WHAT IS EXPECTED: A single number is the answer here: how many lines below include "Instant"?

[ENTRIES SUPPLIED]

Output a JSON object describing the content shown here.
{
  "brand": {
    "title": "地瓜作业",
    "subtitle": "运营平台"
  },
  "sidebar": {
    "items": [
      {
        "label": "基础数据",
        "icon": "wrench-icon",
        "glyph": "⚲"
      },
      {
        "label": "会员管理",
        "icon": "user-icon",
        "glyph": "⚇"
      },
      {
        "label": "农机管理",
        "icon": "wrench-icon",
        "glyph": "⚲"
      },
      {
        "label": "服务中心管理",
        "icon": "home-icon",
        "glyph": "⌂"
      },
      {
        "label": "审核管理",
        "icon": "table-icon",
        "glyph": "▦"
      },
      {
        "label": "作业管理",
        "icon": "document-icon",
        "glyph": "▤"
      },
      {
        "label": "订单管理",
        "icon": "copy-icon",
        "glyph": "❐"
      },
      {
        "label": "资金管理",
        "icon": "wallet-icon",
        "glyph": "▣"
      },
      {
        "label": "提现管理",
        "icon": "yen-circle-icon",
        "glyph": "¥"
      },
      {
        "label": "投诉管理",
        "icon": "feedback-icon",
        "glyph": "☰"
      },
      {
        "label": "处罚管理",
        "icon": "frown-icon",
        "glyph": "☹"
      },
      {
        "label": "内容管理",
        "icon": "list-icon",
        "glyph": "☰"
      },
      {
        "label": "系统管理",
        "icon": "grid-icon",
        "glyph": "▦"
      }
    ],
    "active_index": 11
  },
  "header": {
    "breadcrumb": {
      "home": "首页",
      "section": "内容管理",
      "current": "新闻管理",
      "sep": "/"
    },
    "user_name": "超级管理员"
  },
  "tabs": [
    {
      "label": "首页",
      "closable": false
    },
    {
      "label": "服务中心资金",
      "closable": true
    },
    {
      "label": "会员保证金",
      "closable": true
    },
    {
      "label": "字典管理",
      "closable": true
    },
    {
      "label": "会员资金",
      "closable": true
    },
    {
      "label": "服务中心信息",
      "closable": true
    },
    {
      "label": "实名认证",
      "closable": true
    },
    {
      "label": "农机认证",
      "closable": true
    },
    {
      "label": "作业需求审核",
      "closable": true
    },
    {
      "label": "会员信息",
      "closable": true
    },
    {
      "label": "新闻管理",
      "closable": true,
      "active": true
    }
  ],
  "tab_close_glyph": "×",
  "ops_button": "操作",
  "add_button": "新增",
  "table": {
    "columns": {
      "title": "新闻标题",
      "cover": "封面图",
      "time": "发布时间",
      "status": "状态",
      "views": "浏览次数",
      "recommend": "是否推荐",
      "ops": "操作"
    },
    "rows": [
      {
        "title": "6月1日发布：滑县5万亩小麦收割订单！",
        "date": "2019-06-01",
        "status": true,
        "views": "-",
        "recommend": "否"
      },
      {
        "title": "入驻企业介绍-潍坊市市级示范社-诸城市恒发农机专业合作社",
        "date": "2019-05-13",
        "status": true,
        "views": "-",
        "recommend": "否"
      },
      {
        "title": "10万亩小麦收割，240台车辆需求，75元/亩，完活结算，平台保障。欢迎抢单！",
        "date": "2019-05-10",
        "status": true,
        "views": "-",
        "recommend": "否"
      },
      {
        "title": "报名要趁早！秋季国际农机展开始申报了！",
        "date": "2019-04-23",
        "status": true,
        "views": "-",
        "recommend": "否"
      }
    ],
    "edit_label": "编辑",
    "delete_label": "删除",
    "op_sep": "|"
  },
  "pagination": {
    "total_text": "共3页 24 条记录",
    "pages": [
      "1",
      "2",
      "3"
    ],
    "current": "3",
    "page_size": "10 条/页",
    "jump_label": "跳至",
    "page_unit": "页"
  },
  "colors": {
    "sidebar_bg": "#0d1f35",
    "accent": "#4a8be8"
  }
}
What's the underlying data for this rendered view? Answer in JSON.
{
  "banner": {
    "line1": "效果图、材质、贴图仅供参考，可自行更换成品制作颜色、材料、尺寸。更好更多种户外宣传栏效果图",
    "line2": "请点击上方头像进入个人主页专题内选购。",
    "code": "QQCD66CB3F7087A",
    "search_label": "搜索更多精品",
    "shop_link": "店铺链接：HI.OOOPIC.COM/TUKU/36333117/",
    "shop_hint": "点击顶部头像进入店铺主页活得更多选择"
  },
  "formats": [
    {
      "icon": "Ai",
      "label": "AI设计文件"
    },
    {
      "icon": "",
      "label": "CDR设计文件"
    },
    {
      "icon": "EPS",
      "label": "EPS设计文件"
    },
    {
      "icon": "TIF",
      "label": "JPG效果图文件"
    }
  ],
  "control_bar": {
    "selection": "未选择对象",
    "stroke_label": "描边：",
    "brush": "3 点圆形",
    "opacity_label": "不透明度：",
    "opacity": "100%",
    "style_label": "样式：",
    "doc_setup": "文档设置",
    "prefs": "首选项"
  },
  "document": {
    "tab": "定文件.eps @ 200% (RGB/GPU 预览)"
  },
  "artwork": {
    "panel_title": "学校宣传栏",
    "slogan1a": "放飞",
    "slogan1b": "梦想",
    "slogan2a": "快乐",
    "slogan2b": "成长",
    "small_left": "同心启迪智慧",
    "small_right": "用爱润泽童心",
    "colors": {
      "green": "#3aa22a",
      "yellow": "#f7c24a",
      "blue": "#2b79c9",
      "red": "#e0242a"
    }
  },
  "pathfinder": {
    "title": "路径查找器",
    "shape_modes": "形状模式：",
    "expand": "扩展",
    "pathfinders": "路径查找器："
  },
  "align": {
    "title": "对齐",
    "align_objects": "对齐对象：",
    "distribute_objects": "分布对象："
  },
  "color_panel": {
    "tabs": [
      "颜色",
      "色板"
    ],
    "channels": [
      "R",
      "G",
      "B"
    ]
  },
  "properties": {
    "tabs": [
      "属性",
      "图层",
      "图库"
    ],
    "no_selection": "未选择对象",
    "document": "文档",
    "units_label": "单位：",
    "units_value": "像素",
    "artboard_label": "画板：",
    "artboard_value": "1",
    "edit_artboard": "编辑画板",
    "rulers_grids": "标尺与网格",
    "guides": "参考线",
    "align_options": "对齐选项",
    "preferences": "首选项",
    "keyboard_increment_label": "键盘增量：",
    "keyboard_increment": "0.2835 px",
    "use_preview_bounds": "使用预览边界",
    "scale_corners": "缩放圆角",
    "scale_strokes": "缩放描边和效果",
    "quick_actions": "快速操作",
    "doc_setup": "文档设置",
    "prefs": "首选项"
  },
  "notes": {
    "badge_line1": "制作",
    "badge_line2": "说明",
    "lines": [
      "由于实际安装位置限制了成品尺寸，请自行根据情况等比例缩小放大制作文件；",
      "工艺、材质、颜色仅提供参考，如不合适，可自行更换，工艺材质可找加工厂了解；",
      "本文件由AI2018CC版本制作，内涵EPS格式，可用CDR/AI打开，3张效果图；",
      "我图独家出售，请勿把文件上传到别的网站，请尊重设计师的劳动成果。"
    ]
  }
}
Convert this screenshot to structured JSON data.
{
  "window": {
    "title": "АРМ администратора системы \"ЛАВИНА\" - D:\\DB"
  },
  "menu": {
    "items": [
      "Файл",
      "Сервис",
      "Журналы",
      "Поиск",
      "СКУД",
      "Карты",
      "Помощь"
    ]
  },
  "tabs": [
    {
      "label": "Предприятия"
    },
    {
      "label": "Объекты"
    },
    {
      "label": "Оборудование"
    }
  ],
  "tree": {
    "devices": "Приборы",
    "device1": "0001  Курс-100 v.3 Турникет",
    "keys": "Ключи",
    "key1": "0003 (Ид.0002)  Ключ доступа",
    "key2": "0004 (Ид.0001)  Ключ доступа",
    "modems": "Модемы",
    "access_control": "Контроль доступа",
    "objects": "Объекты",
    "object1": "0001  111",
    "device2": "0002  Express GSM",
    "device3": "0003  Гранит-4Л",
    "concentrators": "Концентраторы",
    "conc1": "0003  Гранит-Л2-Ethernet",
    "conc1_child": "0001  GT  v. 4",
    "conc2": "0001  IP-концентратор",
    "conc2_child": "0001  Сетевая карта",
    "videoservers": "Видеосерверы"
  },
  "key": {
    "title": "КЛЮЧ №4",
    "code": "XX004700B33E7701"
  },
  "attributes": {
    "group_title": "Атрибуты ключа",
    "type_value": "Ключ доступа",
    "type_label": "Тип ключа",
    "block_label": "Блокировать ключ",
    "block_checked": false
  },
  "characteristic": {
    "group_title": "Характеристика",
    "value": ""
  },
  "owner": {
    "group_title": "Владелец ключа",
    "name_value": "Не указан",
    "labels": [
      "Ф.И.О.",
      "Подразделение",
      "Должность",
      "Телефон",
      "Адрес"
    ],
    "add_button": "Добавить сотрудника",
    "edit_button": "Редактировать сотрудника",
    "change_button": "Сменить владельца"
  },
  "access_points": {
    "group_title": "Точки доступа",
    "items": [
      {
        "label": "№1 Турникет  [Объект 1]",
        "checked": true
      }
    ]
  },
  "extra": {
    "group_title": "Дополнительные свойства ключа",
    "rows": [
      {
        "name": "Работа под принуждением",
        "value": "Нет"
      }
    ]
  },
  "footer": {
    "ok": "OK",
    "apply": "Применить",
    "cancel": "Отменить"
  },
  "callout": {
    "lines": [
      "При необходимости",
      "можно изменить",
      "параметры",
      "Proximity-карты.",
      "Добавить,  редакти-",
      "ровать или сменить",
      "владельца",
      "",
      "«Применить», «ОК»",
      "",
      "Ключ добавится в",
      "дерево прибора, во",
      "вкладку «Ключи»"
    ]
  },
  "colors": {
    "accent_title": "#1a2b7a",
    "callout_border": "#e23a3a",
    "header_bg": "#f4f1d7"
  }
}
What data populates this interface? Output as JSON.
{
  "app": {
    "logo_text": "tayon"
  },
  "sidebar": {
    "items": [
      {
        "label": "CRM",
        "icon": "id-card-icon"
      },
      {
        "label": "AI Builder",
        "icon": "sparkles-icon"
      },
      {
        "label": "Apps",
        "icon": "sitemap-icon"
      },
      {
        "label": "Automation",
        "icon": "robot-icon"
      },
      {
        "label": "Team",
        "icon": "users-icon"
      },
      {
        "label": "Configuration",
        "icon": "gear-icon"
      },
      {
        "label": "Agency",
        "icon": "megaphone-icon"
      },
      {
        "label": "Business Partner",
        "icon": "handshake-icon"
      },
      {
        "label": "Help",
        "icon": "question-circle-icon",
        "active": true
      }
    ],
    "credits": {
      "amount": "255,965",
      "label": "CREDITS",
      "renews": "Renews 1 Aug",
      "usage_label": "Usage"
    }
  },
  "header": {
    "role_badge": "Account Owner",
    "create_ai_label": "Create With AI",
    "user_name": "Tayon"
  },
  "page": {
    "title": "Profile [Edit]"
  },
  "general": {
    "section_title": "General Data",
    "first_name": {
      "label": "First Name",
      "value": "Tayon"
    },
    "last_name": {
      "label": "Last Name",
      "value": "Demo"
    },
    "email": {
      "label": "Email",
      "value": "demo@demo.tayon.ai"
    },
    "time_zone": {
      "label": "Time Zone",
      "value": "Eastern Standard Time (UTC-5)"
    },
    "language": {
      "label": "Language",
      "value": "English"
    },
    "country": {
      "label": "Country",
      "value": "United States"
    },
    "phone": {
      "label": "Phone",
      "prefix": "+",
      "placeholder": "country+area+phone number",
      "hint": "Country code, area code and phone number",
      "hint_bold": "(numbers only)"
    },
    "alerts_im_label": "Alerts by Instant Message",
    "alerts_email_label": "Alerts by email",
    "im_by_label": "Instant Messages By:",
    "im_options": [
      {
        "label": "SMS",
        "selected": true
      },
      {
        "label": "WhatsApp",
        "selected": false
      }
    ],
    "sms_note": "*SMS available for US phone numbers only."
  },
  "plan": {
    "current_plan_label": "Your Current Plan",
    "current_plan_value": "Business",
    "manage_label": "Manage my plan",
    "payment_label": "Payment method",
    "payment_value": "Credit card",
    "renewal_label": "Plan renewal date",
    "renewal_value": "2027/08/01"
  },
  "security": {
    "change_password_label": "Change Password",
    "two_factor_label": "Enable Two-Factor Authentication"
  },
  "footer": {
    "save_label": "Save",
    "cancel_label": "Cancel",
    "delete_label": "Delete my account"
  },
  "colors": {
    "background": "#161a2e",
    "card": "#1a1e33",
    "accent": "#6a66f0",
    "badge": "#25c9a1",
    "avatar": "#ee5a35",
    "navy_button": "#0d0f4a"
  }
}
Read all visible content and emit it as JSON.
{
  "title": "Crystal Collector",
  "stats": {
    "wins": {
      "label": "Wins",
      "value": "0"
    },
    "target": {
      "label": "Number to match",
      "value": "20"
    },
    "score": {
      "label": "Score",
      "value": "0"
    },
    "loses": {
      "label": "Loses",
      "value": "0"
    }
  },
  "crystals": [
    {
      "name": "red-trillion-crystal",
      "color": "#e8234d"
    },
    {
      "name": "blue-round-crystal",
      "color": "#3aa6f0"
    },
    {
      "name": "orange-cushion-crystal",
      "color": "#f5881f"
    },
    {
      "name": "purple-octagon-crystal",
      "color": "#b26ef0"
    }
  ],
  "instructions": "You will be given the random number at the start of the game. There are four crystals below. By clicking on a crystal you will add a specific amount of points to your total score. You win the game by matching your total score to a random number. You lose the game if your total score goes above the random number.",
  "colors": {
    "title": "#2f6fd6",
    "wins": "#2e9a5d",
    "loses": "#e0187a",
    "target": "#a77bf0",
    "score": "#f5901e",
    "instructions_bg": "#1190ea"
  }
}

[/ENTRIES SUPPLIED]

SOLUTION TO THIS EXERCISE: 2